What this task involves: Replicate the data exactly, every line included.

Working data:
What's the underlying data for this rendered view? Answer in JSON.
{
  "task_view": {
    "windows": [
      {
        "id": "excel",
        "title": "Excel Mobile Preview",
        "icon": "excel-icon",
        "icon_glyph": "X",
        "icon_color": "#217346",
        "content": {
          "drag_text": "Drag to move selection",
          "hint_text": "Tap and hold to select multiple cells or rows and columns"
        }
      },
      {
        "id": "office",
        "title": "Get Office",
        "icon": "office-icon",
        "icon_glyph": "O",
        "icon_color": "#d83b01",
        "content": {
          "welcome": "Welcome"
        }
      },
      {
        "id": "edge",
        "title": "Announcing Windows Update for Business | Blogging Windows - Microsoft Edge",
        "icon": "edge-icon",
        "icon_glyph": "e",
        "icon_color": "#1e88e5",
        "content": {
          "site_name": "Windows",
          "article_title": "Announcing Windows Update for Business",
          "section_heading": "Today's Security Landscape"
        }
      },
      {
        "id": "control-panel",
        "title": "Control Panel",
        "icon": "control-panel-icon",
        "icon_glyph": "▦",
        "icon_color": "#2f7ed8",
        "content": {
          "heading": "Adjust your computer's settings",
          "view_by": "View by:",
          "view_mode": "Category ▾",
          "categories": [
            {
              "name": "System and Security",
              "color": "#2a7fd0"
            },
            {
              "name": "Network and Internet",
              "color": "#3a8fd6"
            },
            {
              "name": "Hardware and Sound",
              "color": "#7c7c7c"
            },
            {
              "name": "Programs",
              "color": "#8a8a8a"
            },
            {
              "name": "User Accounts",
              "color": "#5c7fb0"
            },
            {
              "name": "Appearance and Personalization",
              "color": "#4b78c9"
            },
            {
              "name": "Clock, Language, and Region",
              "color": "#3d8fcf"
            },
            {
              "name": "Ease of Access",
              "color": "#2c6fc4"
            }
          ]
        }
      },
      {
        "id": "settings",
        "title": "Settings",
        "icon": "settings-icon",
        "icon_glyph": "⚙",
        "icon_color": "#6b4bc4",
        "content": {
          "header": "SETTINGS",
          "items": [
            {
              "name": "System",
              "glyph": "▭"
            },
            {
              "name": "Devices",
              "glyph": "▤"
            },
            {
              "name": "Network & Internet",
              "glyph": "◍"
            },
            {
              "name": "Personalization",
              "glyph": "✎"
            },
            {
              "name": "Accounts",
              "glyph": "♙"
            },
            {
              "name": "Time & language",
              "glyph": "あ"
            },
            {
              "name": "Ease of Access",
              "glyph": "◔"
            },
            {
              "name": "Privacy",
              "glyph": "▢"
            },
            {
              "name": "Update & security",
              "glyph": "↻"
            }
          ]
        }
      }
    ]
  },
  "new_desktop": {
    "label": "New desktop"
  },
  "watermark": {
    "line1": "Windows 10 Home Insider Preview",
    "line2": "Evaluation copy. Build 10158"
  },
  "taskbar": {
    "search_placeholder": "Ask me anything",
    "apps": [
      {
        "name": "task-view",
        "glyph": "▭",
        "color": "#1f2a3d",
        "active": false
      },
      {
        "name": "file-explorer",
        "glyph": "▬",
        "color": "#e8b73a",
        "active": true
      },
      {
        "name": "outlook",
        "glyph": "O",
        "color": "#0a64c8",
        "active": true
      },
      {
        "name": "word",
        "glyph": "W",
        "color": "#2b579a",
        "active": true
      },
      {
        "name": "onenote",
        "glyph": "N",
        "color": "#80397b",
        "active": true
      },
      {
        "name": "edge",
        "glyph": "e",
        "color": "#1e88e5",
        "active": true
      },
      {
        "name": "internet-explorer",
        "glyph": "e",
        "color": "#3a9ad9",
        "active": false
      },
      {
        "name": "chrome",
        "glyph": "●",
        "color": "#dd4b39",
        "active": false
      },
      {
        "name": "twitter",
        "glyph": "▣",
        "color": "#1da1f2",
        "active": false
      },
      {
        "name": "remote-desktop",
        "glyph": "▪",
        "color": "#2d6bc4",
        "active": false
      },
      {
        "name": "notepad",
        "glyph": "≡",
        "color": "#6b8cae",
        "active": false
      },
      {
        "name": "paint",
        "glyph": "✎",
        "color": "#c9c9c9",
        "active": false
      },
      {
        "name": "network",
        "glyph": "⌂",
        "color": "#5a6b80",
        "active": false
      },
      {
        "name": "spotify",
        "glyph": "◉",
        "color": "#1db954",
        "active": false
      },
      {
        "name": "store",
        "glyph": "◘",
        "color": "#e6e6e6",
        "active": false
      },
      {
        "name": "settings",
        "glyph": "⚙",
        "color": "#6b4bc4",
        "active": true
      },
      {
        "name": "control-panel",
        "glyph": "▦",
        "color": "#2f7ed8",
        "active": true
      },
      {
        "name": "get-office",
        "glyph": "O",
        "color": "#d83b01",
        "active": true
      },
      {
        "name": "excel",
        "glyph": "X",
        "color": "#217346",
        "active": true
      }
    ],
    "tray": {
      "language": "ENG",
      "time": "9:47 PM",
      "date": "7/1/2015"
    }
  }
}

Your response:
What's the underlying data for this rendered view? Answer in JSON.
{
  "task_view": {
    "windows": [
      {
        "id": "excel",
        "title": "Excel Mobile Preview",
        "icon": "excel-icon",
        "icon_glyph": "X",
        "icon_color": "#217346",
        "content": {
          "drag_text": "Drag to move selection",
          "hint_text": "Tap and hold to select multiple cells or rows and columns"
        }
      },
      {
        "id": "office",
        "title": "Get Office",
        "icon": "office-icon",
        "icon_glyph": "O",
        "icon_color": "#d83b01",
        "content": {
          "welcome": "Welcome"
        }
      },
      {
        "id": "edge",
        "title": "Announcing Windows Update for Business | Blogging Windows - Microsoft Edge",
        "icon": "edge-icon",
        "icon_glyph": "e",
        "icon_color": "#1e88e5",
        "content": {
          "site_name": "Windows",
          "article_title": "Announcing Windows Update for Business",
          "section_heading": "Today's Security Landscape"
        }
      },
      {
        "id": "control-panel",
        "title": "Control Panel",
        "icon": "control-panel-icon",
        "icon_glyph": "▦",
        "icon_color": "#2f7ed8",
        "content": {
          "heading": "Adjust your computer's settings",
          "view_by": "View by:",
          "view_mode": "Category ▾",
          "categories": [
            {
              "name": "System and Security",
              "color": "#2a7fd0"
            },
            {
              "name": "Network and Internet",
              "color": "#3a8fd6"
            },
            {
              "name": "Hardware and Sound",
              "color": "#7c7c7c"
            },
            {
              "name": "Programs",
              "color": "#8a8a8a"
            },
            {
              "name": "User Accounts",
              "color": "#5c7fb0"
            },
            {
              "name": "Appearance and Personalization",
              "color": "#4b78c9"
            },
            {
              "name": "Clock, Language, and Region",
              "color": "#3d8fcf"
            },
            {
              "name": "Ease of Access",
              "color": "#2c6fc4"
            }
          ]
        }
      },
      {
        "id": "settings",
        "title": "Settings",
        "icon": "settings-icon",
        "icon_glyph": "⚙",
        "icon_color": "#6b4bc4",
        "content": {
          "header": "SETTINGS",
          "items": [
            {
              "name": "System",
              "glyph": "▭"
            },
            {
              "name": "Devices",
              "glyph": "▤"
            },
            {
              "name": "Network & Internet",
              "glyph": "◍"
            },
            {
              "name": "Personalization",
              "glyph": "✎"
            },
            {
              "name": "Accounts",
              "glyph": "♙"
            },
            {
              "name": "Time & language",
              "glyph": "あ"
            },
            {
              "name": "Ease of Access",
              "glyph": "◔"
            },
            {
              "name": "Privacy",
              "glyph": "▢"
            },
            {
              "name": "Update & security",
              "glyph": "↻"
            }
          ]
        }
      }
    ]
  },
  "new_desktop": {
    "label": "New desktop"
  },
  "watermark": {
    "line1": "Windows 10 Home Insider Preview",
    "line2": "Evaluation copy. Build 10158"
  },
  "taskbar": {
    "search_placeholder": "Ask me anything",
    "apps": [
      {
        "name": "task-view",
        "glyph": "▭",
        "color": "#1f2a3d",
        "active": false
      },
      {
        "name": "file-explorer",
        "glyph": "▬",
        "color": "#e8b73a",
        "active": true
      },
      {
        "name": "outlook",
        "glyph": "O",
        "color": "#0a64c8",
        "active": true
      },
      {
        "name": "word",
        "glyph": "W",
        "color": "#2b579a",
        "active": true
      },
      {
        "name": "onenote",
        "glyph": "N",
        "color": "#80397b",
        "active": true
      },
      {
        "name": "edge",
        "glyph": "e",
        "color": "#1e88e5",
        "active": true
      },
      {
        "name": "internet-explorer",
        "glyph": "e",
        "color": "#3a9ad9",
        "active": false
      },
      {
        "name": "chrome",
        "glyph": "●",
        "color": "#dd4b39",
        "active": false
      },
      {
        "name": "twitter",
        "glyph": "▣",
        "color": "#1da1f2",
        "active": false
      },
      {
        "name": "remote-desktop",
        "glyph": "▪",
        "color": "#2d6bc4",
        "active": false
      },
      {
        "name": "notepad",
        "glyph": "≡",
        "color": "#6b8cae",
        "active": false
      },
      {
        "name": "paint",
        "glyph": "✎",
        "color": "#c9c9c9",
        "active": false
      },
      {
        "name": "network",
        "glyph": "⌂",
        "color": "#5a6b80",
        "active": false
      },
      {
        "name": "spotify",
        "glyph": "◉",
        "color": "#1db954",
        "active": false
      },
      {
        "name": "store",
        "glyph": "◘",
        "color": "#e6e6e6",
        "active": false
      },
      {
        "name": "settings",
        "glyph": "⚙",
        "color": "#6b4bc4",
        "active": true
      },
      {
        "name": "control-panel",
        "glyph": "▦",
        "color": "#2f7ed8",
        "active": true
      },
      {
        "name": "get-office",
        "glyph": "O",
        "color": "#d83b01",
        "active": true
      },
      {
        "name": "excel",
        "glyph": "X",
        "color": "#217346",
        "active": true
      }
    ],
    "tray": {
      "language": "ENG",
      "time": "9:47 PM",
      "date": "7/1/2015"
    }
  }
}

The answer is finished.